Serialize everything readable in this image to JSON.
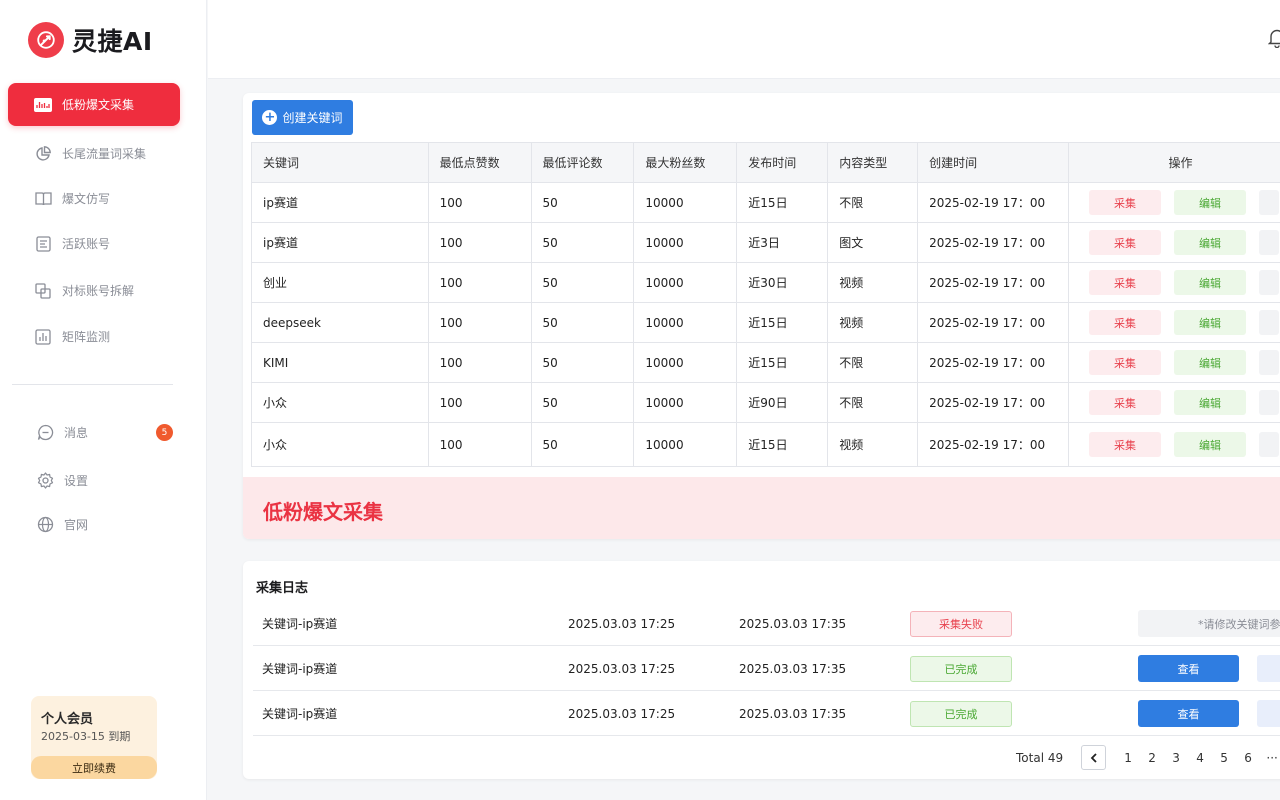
{
  "brand": {
    "name": "灵捷AI",
    "color": "#ef2d3e",
    "icon": "rocket-icon"
  },
  "sidebar": {
    "items": [
      {
        "label": "低粉爆文采集",
        "icon": "chart-badge-icon",
        "active": true
      },
      {
        "label": "长尾流量词采集",
        "icon": "pie-chart-icon",
        "active": false
      },
      {
        "label": "爆文仿写",
        "icon": "open-book-icon",
        "active": false
      },
      {
        "label": "活跃账号",
        "icon": "document-list-icon",
        "active": false
      },
      {
        "label": "对标账号拆解",
        "icon": "copy-icon",
        "active": false
      },
      {
        "label": "矩阵监测",
        "icon": "bar-chart-icon",
        "active": false
      }
    ],
    "bottom_items": [
      {
        "label": "消息",
        "icon": "chat-bubble-icon",
        "badge": "5"
      },
      {
        "label": "设置",
        "icon": "gear-icon"
      },
      {
        "label": "官网",
        "icon": "globe-icon"
      }
    ],
    "member": {
      "title": "个人会员",
      "expiry": "2025-03-15 到期",
      "renew_label": "立即续费"
    }
  },
  "keywords": {
    "create_label": "创建关键词",
    "columns": [
      "关键词",
      "最低点赞数",
      "最低评论数",
      "最大粉丝数",
      "发布时间",
      "内容类型",
      "创建时间",
      "操作"
    ],
    "collect_label": "采集",
    "edit_label": "编辑",
    "rows": [
      {
        "keyword": "ip赛道",
        "min_likes": "100",
        "min_comments": "50",
        "max_fans": "10000",
        "publish": "近15日",
        "type": "不限",
        "created": "2025-02-19 17：00"
      },
      {
        "keyword": "ip赛道",
        "min_likes": "100",
        "min_comments": "50",
        "max_fans": "10000",
        "publish": "近3日",
        "type": "图文",
        "created": "2025-02-19 17：00"
      },
      {
        "keyword": "创业",
        "min_likes": "100",
        "min_comments": "50",
        "max_fans": "10000",
        "publish": "近30日",
        "type": "视频",
        "created": "2025-02-19 17：00"
      },
      {
        "keyword": "deepseek",
        "min_likes": "100",
        "min_comments": "50",
        "max_fans": "10000",
        "publish": "近15日",
        "type": "视频",
        "created": "2025-02-19 17：00"
      },
      {
        "keyword": "KIMI",
        "min_likes": "100",
        "min_comments": "50",
        "max_fans": "10000",
        "publish": "近15日",
        "type": "不限",
        "created": "2025-02-19 17：00"
      },
      {
        "keyword": "小众",
        "min_likes": "100",
        "min_comments": "50",
        "max_fans": "10000",
        "publish": "近90日",
        "type": "不限",
        "created": "2025-02-19 17：00"
      },
      {
        "keyword": "小众",
        "min_likes": "100",
        "min_comments": "50",
        "max_fans": "10000",
        "publish": "近15日",
        "type": "视频",
        "created": "2025-02-19 17：00"
      }
    ],
    "banner": "低粉爆文采集"
  },
  "log": {
    "title": "采集日志",
    "rows": [
      {
        "name": "关键词-ip赛道",
        "start": "2025.03.03 17:25",
        "end": "2025.03.03 17:35",
        "status": "采集失败",
        "state": "fail",
        "hint": "*请修改关键词参数"
      },
      {
        "name": "关键词-ip赛道",
        "start": "2025.03.03 17:25",
        "end": "2025.03.03 17:35",
        "status": "已完成",
        "state": "done",
        "view_label": "查看"
      },
      {
        "name": "关键词-ip赛道",
        "start": "2025.03.03 17:25",
        "end": "2025.03.03 17:35",
        "status": "已完成",
        "state": "done",
        "view_label": "查看"
      }
    ],
    "pagination": {
      "total": "Total 49",
      "pages": [
        "1",
        "2",
        "3",
        "4",
        "5",
        "6"
      ],
      "ellipsis": "···"
    }
  },
  "topbar": {
    "icon": "bell-icon"
  }
}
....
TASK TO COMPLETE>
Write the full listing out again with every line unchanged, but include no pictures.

SOLVED EXERCISE>
Serialize everything readable in this image to JSON.
{
  "brand": {
    "name": "灵捷AI",
    "color": "#ef2d3e",
    "icon": "rocket-icon"
  },
  "sidebar": {
    "items": [
      {
        "label": "低粉爆文采集",
        "icon": "chart-badge-icon",
        "active": true
      },
      {
        "label": "长尾流量词采集",
        "icon": "pie-chart-icon",
        "active": false
      },
      {
        "label": "爆文仿写",
        "icon": "open-book-icon",
        "active": false
      },
      {
        "label": "活跃账号",
        "icon": "document-list-icon",
        "active": false
      },
      {
        "label": "对标账号拆解",
        "icon": "copy-icon",
        "active": false
      },
      {
        "label": "矩阵监测",
        "icon": "bar-chart-icon",
        "active": false
      }
    ],
    "bottom_items": [
      {
        "label": "消息",
        "icon": "chat-bubble-icon",
        "badge": "5"
      },
      {
        "label": "设置",
        "icon": "gear-icon"
      },
      {
        "label": "官网",
        "icon": "globe-icon"
      }
    ],
    "member": {
      "title": "个人会员",
      "expiry": "2025-03-15 到期",
      "renew_label": "立即续费"
    }
  },
  "keywords": {
    "create_label": "创建关键词",
    "columns": [
      "关键词",
      "最低点赞数",
      "最低评论数",
      "最大粉丝数",
      "发布时间",
      "内容类型",
      "创建时间",
      "操作"
    ],
    "collect_label": "采集",
    "edit_label": "编辑",
    "rows": [
      {
        "keyword": "ip赛道",
        "min_likes": "100",
        "min_comments": "50",
        "max_fans": "10000",
        "publish": "近15日",
        "type": "不限",
        "created": "2025-02-19 17：00"
      },
      {
        "keyword": "ip赛道",
        "min_likes": "100",
        "min_comments": "50",
        "max_fans": "10000",
        "publish": "近3日",
        "type": "图文",
        "created": "2025-02-19 17：00"
      },
      {
        "keyword": "创业",
        "min_likes": "100",
        "min_comments": "50",
        "max_fans": "10000",
        "publish": "近30日",
        "type": "视频",
        "created": "2025-02-19 17：00"
      },
      {
        "keyword": "deepseek",
        "min_likes": "100",
        "min_comments": "50",
        "max_fans": "10000",
        "publish": "近15日",
        "type": "视频",
        "created": "2025-02-19 17：00"
      },
      {
        "keyword": "KIMI",
        "min_likes": "100",
        "min_comments": "50",
        "max_fans": "10000",
        "publish": "近15日",
        "type": "不限",
        "created": "2025-02-19 17：00"
      },
      {
        "keyword": "小众",
        "min_likes": "100",
        "min_comments": "50",
        "max_fans": "10000",
        "publish": "近90日",
        "type": "不限",
        "created": "2025-02-19 17：00"
      },
      {
        "keyword": "小众",
        "min_likes": "100",
        "min_comments": "50",
        "max_fans": "10000",
        "publish": "近15日",
        "type": "视频",
        "created": "2025-02-19 17：00"
      }
    ],
    "banner": "低粉爆文采集"
  },
  "log": {
    "title": "采集日志",
    "rows": [
      {
        "name": "关键词-ip赛道",
        "start": "2025.03.03 17:25",
        "end": "2025.03.03 17:35",
        "status": "采集失败",
        "state": "fail",
        "hint": "*请修改关键词参数"
      },
      {
        "name": "关键词-ip赛道",
        "start": "2025.03.03 17:25",
        "end": "2025.03.03 17:35",
        "status": "已完成",
        "state": "done",
        "view_label": "查看"
      },
      {
        "name": "关键词-ip赛道",
        "start": "2025.03.03 17:25",
        "end": "2025.03.03 17:35",
        "status": "已完成",
        "state": "done",
        "view_label": "查看"
      }
    ],
    "pagination": {
      "total": "Total 49",
      "pages": [
        "1",
        "2",
        "3",
        "4",
        "5",
        "6"
      ],
      "ellipsis": "···"
    }
  },
  "topbar": {
    "icon": "bell-icon"
  }
}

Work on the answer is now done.